Monday, March 1, 2021

Spring 2021 Issue 67

How China is Responding to Escalating Strategic Competition with the U.S.

Ryan Hass

Monday, March 1, 2021

There seems to be a growing consensus in Beijing that U.S.-China relations will remain rocky for the foreseeable future. Even so, President Xi Jinping and others have been touting that time and momentum are on China’s side in its quest to move closer to the center of the world stage. Chinese officials recognize that they will need to overcome obstacles in their country’s pursuit of its national goals. To do so, China appears to be pursuing a three-pronged medium-term strategy: maintaining a non-hostile external environment in order to focus on domestic priorities; reducing dependence on America while increasing the rest of the world’s dependence on China; and expanding the reach of Chinese influence overseas. At the same time, China’s actions are generating significant reactions, both at home and abroad. Whether China can learn from this feedback loop to address its own vulnerabilities remains an open question, one that only China will be capable of answering.

China’s Counter-Strategy to American Export Controls in Integrated Circuits

Douglas B. Fuller

Monday, March 1, 2021

This article examines China’s efforts to counter American sanctions against Huawei that in effect try to weaponize the silicon supply chain. While China has taken tentative steps to try to decouple from the American semiconductor industry, it faces three continuing challenges.  First, the areas of technological dependence that the Huawei Entity List sanctions highlighted, fabrication capital equipment and electronic design automation (EDA) software, are areas in which China has very weak capabilities.  Second, the wider the scope of the sanctions is, the more likely local and foreign firms will be willing to cooperate with Chinese efforts to create substitutes for controlled American technologies.  But the scope of the sanctions appears to be in stasis and may even narrow during the Biden administration. Finally, the progressive expansion of China’s silicon ambitions has elicited foreign industrial policies to counter China’s own policies. This expanding market outside of China will lessen the effectiveness of Chinese policy and at the same time make a certain level of controls over IC technology palatable to American partners as Chinese customers are replaced by others.

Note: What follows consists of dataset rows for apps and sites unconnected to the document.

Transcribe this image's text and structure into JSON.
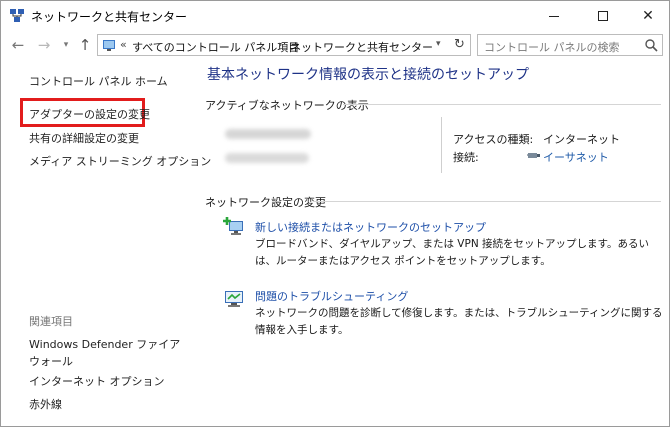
{
  "window": {
    "title": "ネットワークと共有センター",
    "controls": {
      "minimize": "",
      "maximize": "",
      "close": "✕"
    }
  },
  "address_bar": {
    "prefix": "«",
    "crumbs": [
      "すべてのコントロール パネル項目",
      "ネットワークと共有センター"
    ],
    "separator": "›",
    "search_placeholder": "コントロール パネルの検索"
  },
  "sidebar": {
    "home": "コントロール パネル ホーム",
    "items": [
      "アダプターの設定の変更",
      "共有の詳細設定の変更",
      "メディア ストリーミング オプション"
    ],
    "related_header": "関連項目",
    "related": [
      "Windows Defender ファイアウォール",
      "インターネット オプション",
      "赤外線"
    ]
  },
  "main": {
    "title": "基本ネットワーク情報の表示と接続のセットアップ",
    "active_header": "アクティブなネットワークの表示",
    "network": {
      "access_label": "アクセスの種類:",
      "access_value": "インターネット",
      "connection_label": "接続:",
      "connection_value": "イーサネット"
    },
    "change_header": "ネットワーク設定の変更",
    "tasks": [
      {
        "title": "新しい接続またはネットワークのセットアップ",
        "description": "ブロードバンド、ダイヤルアップ、または VPN 接続をセットアップします。あるいは、ルーターまたはアクセス ポイントをセットアップします。"
      },
      {
        "title": "問題のトラブルシューティング",
        "description": "ネットワークの問題を診断して修復します。または、トラブルシューティングに関する情報を入手します。"
      }
    ]
  },
  "colors": {
    "title_blue": "#1e3287",
    "link_blue": "#1e4fa8",
    "highlight_red": "#e21c1c"
  },
  "icons": [
    "network-center-icon",
    "back-arrow-icon",
    "forward-arrow-icon",
    "up-arrow-icon",
    "control-panel-icon",
    "refresh-icon",
    "search-icon",
    "ethernet-icon",
    "new-connection-icon",
    "troubleshoot-icon"
  ]
}
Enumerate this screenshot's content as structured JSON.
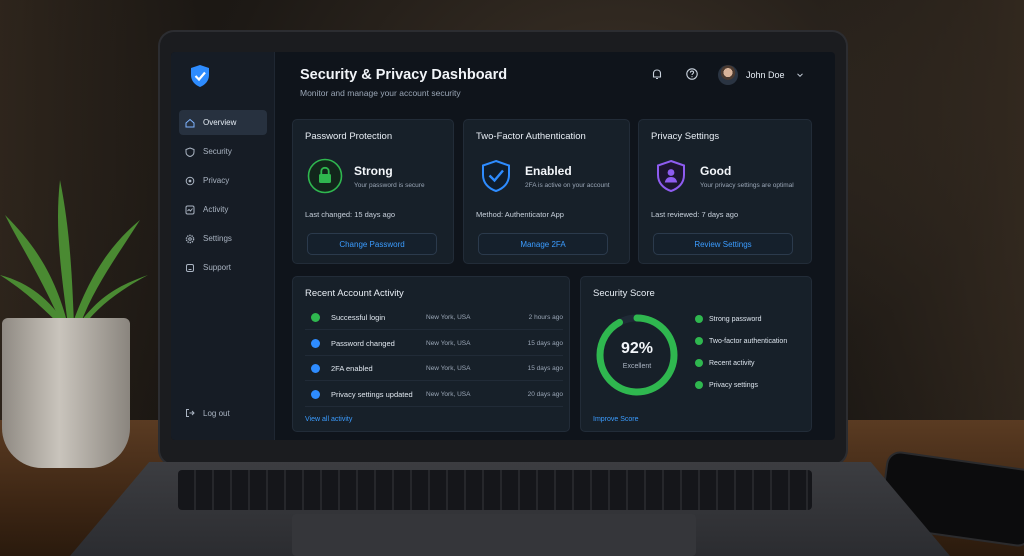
{
  "app": {
    "title": "Security & Privacy Dashboard",
    "subtitle": "Monitor and manage your account security"
  },
  "sidebar": {
    "items": [
      {
        "label": "Overview",
        "icon": "home-icon",
        "active": true
      },
      {
        "label": "Security",
        "icon": "shield-icon",
        "active": false
      },
      {
        "label": "Privacy",
        "icon": "eye-icon",
        "active": false
      },
      {
        "label": "Activity",
        "icon": "activity-icon",
        "active": false
      },
      {
        "label": "Settings",
        "icon": "gear-icon",
        "active": false
      },
      {
        "label": "Support",
        "icon": "support-icon",
        "active": false
      }
    ],
    "logout_label": "Log out"
  },
  "header": {
    "user_name": "John Doe",
    "icons": [
      "bell-icon",
      "help-icon",
      "chevron-down-icon"
    ]
  },
  "cards": {
    "password": {
      "title": "Password Protection",
      "status": "Strong",
      "description": "Your password is secure",
      "meta": "Last changed: 15 days ago",
      "button": "Change Password",
      "color": "#2fb74f"
    },
    "twofa": {
      "title": "Two-Factor Authentication",
      "status": "Enabled",
      "description": "2FA is active on your account",
      "meta": "Method: Authenticator App",
      "button": "Manage 2FA",
      "color": "#2e8cff"
    },
    "privacy": {
      "title": "Privacy Settings",
      "status": "Good",
      "description": "Your privacy settings are optimal",
      "meta": "Last reviewed: 7 days ago",
      "button": "Review Settings",
      "color": "#8e5cf0"
    }
  },
  "activity": {
    "title": "Recent Account Activity",
    "rows": [
      {
        "event": "Successful login",
        "location": "New York, USA",
        "time": "2 hours ago",
        "status_color": "#2fb74f"
      },
      {
        "event": "Password changed",
        "location": "New York, USA",
        "time": "15 days ago",
        "status_color": "#2e8cff"
      },
      {
        "event": "2FA enabled",
        "location": "New York, USA",
        "time": "15 days ago",
        "status_color": "#2e8cff"
      },
      {
        "event": "Privacy settings updated",
        "location": "New York, USA",
        "time": "20 days ago",
        "status_color": "#2e8cff"
      }
    ],
    "link": "View all activity"
  },
  "score": {
    "title": "Security Score",
    "value": "92%",
    "percent": 92,
    "label": "Excellent",
    "checks": [
      "Strong password",
      "Two-factor authentication",
      "Recent activity",
      "Privacy settings"
    ],
    "link": "Improve Score",
    "color": "#2fb74f"
  }
}
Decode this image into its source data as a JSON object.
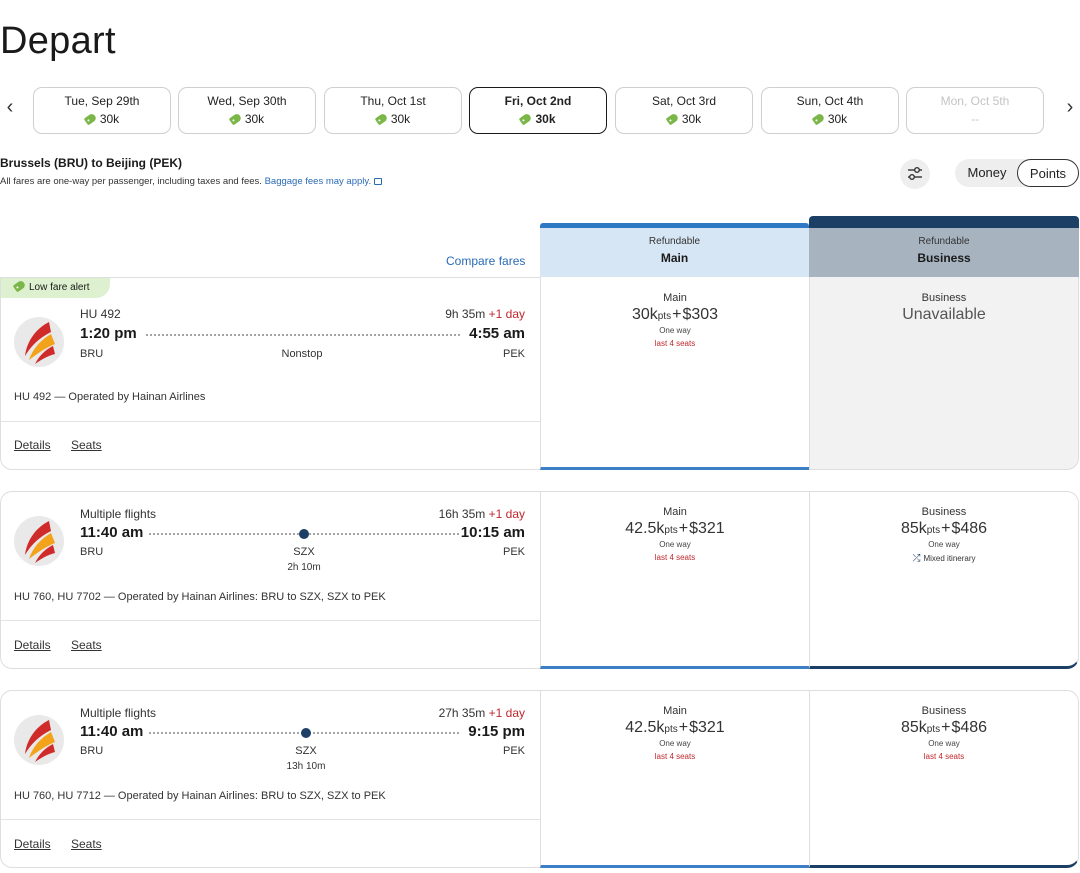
{
  "page_title": "Depart",
  "date_nav": {
    "prev_glyph": "‹",
    "next_glyph": "›"
  },
  "dates": [
    {
      "label": "Tue, Sep 29th",
      "price": "30k",
      "state": "normal"
    },
    {
      "label": "Wed, Sep 30th",
      "price": "30k",
      "state": "normal"
    },
    {
      "label": "Thu, Oct 1st",
      "price": "30k",
      "state": "normal"
    },
    {
      "label": "Fri, Oct 2nd",
      "price": "30k",
      "state": "selected"
    },
    {
      "label": "Sat, Oct 3rd",
      "price": "30k",
      "state": "normal"
    },
    {
      "label": "Sun, Oct 4th",
      "price": "30k",
      "state": "normal"
    },
    {
      "label": "Mon, Oct 5th",
      "price": "--",
      "state": "disabled"
    }
  ],
  "route": {
    "title": "Brussels (BRU) to Beijing (PEK)",
    "note": "All fares are one-way per passenger, including taxes and fees.",
    "baggage_link": "Baggage fees may apply."
  },
  "toggle": {
    "money": "Money",
    "points": "Points",
    "selected": "points"
  },
  "compare_fares": "Compare fares",
  "columns": {
    "main": {
      "sub": "Refundable",
      "label": "Main"
    },
    "business": {
      "sub": "Refundable",
      "label": "Business"
    }
  },
  "colors": {
    "main_accent": "#2f78c4",
    "business_accent": "#1c3f66",
    "alert_red": "#c0282d",
    "link_blue": "#2a6bb5",
    "low_fare_green": "#ddf0cf"
  },
  "flights": [
    {
      "badge": "Low fare alert",
      "flight_label": "HU 492",
      "duration": "9h 35m",
      "plus_day": "+1 day",
      "depart": "1:20 pm",
      "arrive": "4:55 am",
      "from": "BRU",
      "to": "PEK",
      "stop": "Nonstop",
      "layover": "",
      "operated": "HU 492 — Operated by Hainan Airlines",
      "details": "Details",
      "seats": "Seats",
      "main_fare": {
        "label": "Main",
        "points": "30k",
        "pts": "pts",
        "plus": "+",
        "cash": "$303",
        "oneway": "One way",
        "note": "last 4 seats"
      },
      "business_fare": {
        "label": "Business",
        "unavailable": "Unavailable"
      }
    },
    {
      "badge": "",
      "flight_label": "Multiple flights",
      "duration": "16h 35m",
      "plus_day": "+1 day",
      "depart": "11:40 am",
      "arrive": "10:15 am",
      "from": "BRU",
      "to": "PEK",
      "stop": "SZX",
      "layover": "2h 10m",
      "operated": "HU 760, HU 7702 — Operated by Hainan Airlines: BRU to SZX, SZX to PEK",
      "details": "Details",
      "seats": "Seats",
      "main_fare": {
        "label": "Main",
        "points": "42.5k",
        "pts": "pts",
        "plus": "+",
        "cash": "$321",
        "oneway": "One way",
        "note": "last 4 seats"
      },
      "business_fare": {
        "label": "Business",
        "points": "85k",
        "pts": "pts",
        "plus": "+",
        "cash": "$486",
        "oneway": "One way",
        "mixed": "Mixed itinerary"
      }
    },
    {
      "badge": "",
      "flight_label": "Multiple flights",
      "duration": "27h 35m",
      "plus_day": "+1 day",
      "depart": "11:40 am",
      "arrive": "9:15 pm",
      "from": "BRU",
      "to": "PEK",
      "stop": "SZX",
      "layover": "13h 10m",
      "operated": "HU 760, HU 7712 — Operated by Hainan Airlines: BRU to SZX, SZX to PEK",
      "details": "Details",
      "seats": "Seats",
      "main_fare": {
        "label": "Main",
        "points": "42.5k",
        "pts": "pts",
        "plus": "+",
        "cash": "$321",
        "oneway": "One way",
        "note": "last 4 seats"
      },
      "business_fare": {
        "label": "Business",
        "points": "85k",
        "pts": "pts",
        "plus": "+",
        "cash": "$486",
        "oneway": "One way",
        "note": "last 4 seats"
      }
    }
  ]
}
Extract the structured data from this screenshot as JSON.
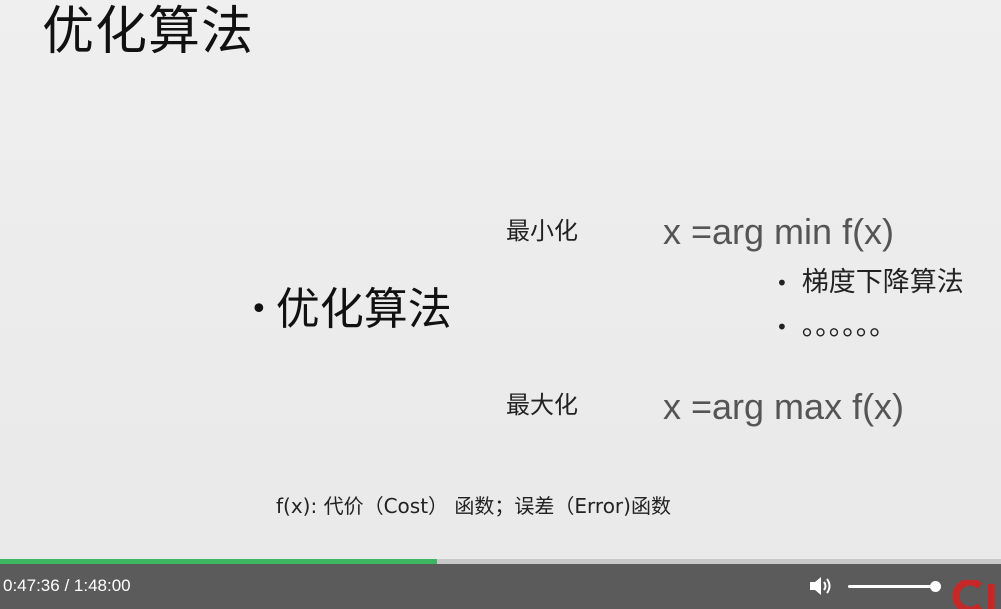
{
  "slide": {
    "title": "优化算法",
    "main_bullet": "优化算法",
    "minimize": {
      "label": "最小化",
      "formula": "x =arg min f(x)"
    },
    "sub_bullets": [
      "梯度下降算法",
      "。。。。。。"
    ],
    "maximize": {
      "label": "最大化",
      "formula": "x =arg max f(x)"
    },
    "footnote": "f(x): 代价（Cost） 函数；误差（Error)函数"
  },
  "player": {
    "time": "0:47:36 / 1:48:00",
    "progress_fraction": 0.437,
    "volume_fraction": 1.0,
    "progress_color": "#3bb85f",
    "bar_color": "#5b5b5b",
    "logo_color": "#c62828",
    "icons": {
      "volume": "volume-icon",
      "logo": "logo-icon"
    }
  }
}
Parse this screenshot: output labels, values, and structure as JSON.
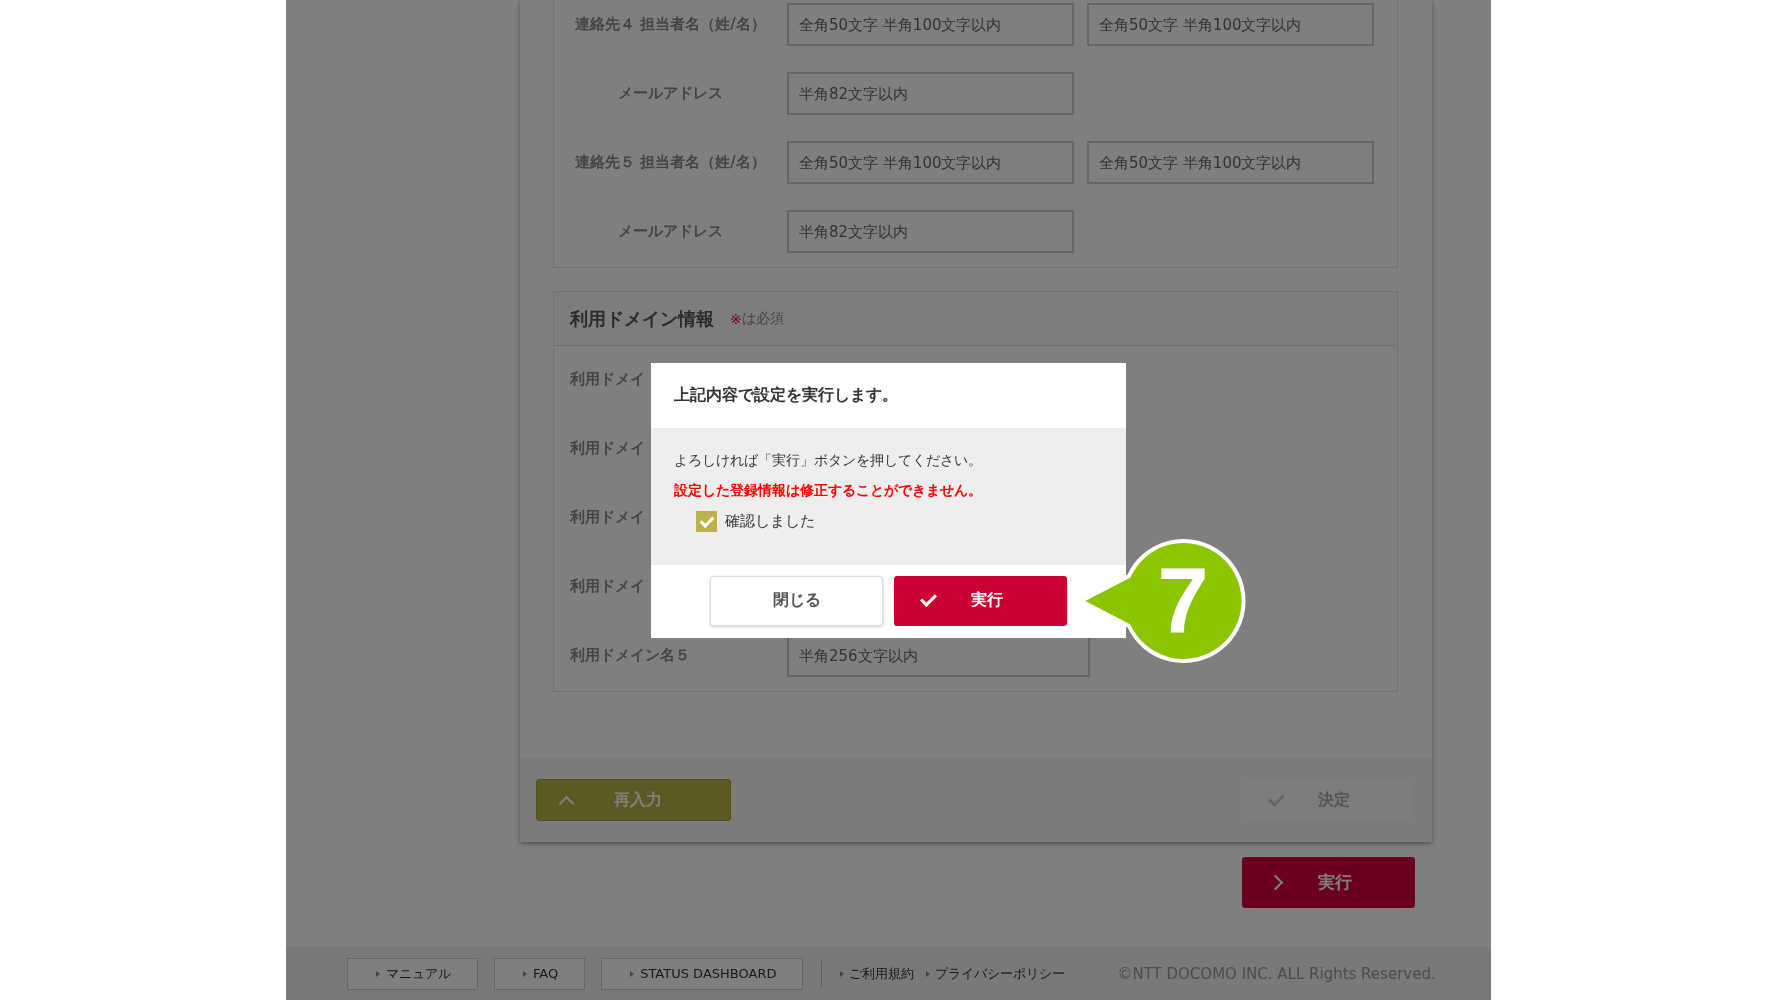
{
  "contacts": [
    {
      "label": "連絡先４ 担当者名（姓/名）",
      "fields": [
        {
          "placeholder": "全角50文字 半角100文字以内"
        },
        {
          "placeholder": "全角50文字 半角100文字以内"
        }
      ]
    },
    {
      "label": "メールアドレス",
      "fields": [
        {
          "placeholder": "半角82文字以内"
        }
      ]
    },
    {
      "label": "連絡先５ 担当者名（姓/名）",
      "fields": [
        {
          "placeholder": "全角50文字 半角100文字以内"
        },
        {
          "placeholder": "全角50文字 半角100文字以内"
        }
      ]
    },
    {
      "label": "メールアドレス",
      "fields": [
        {
          "placeholder": "半角82文字以内"
        }
      ]
    }
  ],
  "domain_section": {
    "title": "利用ドメイン情報",
    "required_mark": "※",
    "required_note": "は必須",
    "rows": [
      {
        "label": "利用ドメイ",
        "fields": []
      },
      {
        "label": "利用ドメイ",
        "fields": []
      },
      {
        "label": "利用ドメイ",
        "fields": []
      },
      {
        "label": "利用ドメイ",
        "fields": []
      },
      {
        "label": "利用ドメイン名５",
        "fields": [
          {
            "placeholder": "半角256文字以内"
          }
        ]
      }
    ]
  },
  "card_buttons": [
    {
      "label": "再入力",
      "kind": "back",
      "disabled": false
    },
    {
      "label": "決定",
      "kind": "confirm",
      "disabled": true
    }
  ],
  "submit_button": {
    "label": "実行"
  },
  "footer": {
    "links": [
      {
        "label": "マニュアル",
        "kind": "boxed"
      },
      {
        "label": "FAQ",
        "kind": "boxed"
      },
      {
        "label": "STATUS DASHBOARD",
        "kind": "boxed"
      },
      {
        "label": "ご利用規約",
        "kind": "plain"
      },
      {
        "label": "プライバシーポリシー",
        "kind": "plain"
      }
    ],
    "copyright": "©NTT DOCOMO INC. ALL Rights Reserved."
  },
  "modal": {
    "title": "上記内容で設定を実行します。",
    "message": "よろしければ「実行」ボタンを押してください。",
    "warning": "設定した登録情報は修正することができません。",
    "checkbox": {
      "label": "確認しました",
      "checked": true
    },
    "buttons": [
      {
        "label": "閉じる",
        "kind": "close"
      },
      {
        "label": "実行",
        "kind": "execute"
      }
    ]
  },
  "callout": {
    "label": "7"
  }
}
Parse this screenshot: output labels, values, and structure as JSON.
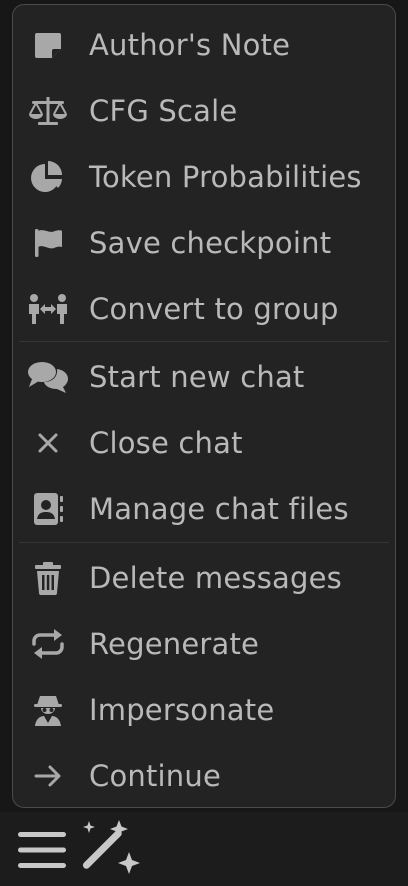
{
  "menu": {
    "items": [
      {
        "label": "Author's Note",
        "icon": "note-sticky-icon"
      },
      {
        "label": "CFG Scale",
        "icon": "scale-balanced-icon"
      },
      {
        "label": "Token Probabilities",
        "icon": "chart-pie-icon"
      },
      {
        "label": "Save checkpoint",
        "icon": "flag-icon"
      },
      {
        "label": "Convert to group",
        "icon": "people-arrows-icon"
      },
      {
        "label": "Start new chat",
        "icon": "comments-icon"
      },
      {
        "label": "Close chat",
        "icon": "xmark-icon"
      },
      {
        "label": "Manage chat files",
        "icon": "address-book-icon"
      },
      {
        "label": "Delete messages",
        "icon": "trash-can-icon"
      },
      {
        "label": "Regenerate",
        "icon": "repeat-icon"
      },
      {
        "label": "Impersonate",
        "icon": "user-secret-icon"
      },
      {
        "label": "Continue",
        "icon": "arrow-right-icon"
      }
    ]
  },
  "bottom_bar": {
    "options_icon": "bars-icon",
    "extensions_icon": "magic-wand-icon"
  },
  "colors": {
    "menu_background": "#232323",
    "menu_text": "#b9b9b9",
    "icon": "#a8a8a8",
    "border": "#4a4a4a"
  }
}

Xi’s Anti-Corruption Campaign: An All-Purpose Governing Tool

Christopher Carothers

Monday, March 1, 2021

Chinese leader Xi Jinping’s signature anti-corruption campaign has attracted attention because of its high-profile investigations and arrests, but it has also advanced government policies in areas beyond corruption control. This article discusses the campaign’s recent developments and how the party leadership has used it as an all-purpose tool for governing during Xi’s second term. Since the 19th Party Congress in 2017, the campaign has become more institutionalized and has brought down even more high-ranking officials. At the same time, the Xi administration has used anti-corruption work to support a wide range of recent policies and directives, such as the party’s anti-poverty and anti-crime initiatives. The administration’s sweeping inspections of party and state institutions have been integral to the anti-corruption campaign, but they have also aimed to improve general policy implementation, support organizational reforms, and ensure loyalty to Xi and the Chinese Communist Party. Governing through the campaign in this way has helped advance Xi’s political vision, in which a strong and disciplined party leads the country and penetrates every area of China’s state and society.

Grid Management: China’s Latest Institutional Tool of Social Control

Minxin Pei

Monday, March 1, 2021

The Chinese government began to implement a new form of social control – grid management – about fifteen years ago.  On paper, the country has largely finished setting up more than one million grids in local communities.  Grid management, which entails dividing communities into small units (1,000 residents per unit, as in most cases) and equipping them with information and surveillance technology, appeals to the top Chinese leadership because it promises to provide the party-state a new and more capable instrument of social control and delivery of public services.  Publicly available materials suggest that most localities adapt their existing local organizations, such as neighborhood and village committees, into grids to comply with the central government’s order.  As fully effective grid management requires enormous investments in well-trained manpower and reliable technology, it will likely take years for China to build such a system.  At the moment, only wealthy cities seem to have made genuine progress in the development of grid management, while most grids are likely no more than relabeled neighborhood committees.  Like China’s social credit system, grid management is evidence, but not yet reality, of the ruling Chinese Communist Party’s aspirations to construct a well-organized and technologically sophisticated surveillance state.

CLM Insights Interview with Robert Sutter on his recent book:

Chinese Foreign Relations: Power and Policy of an Emerging Global Force

 

(Fifth Edition; Rowman and Littlefield, 2020)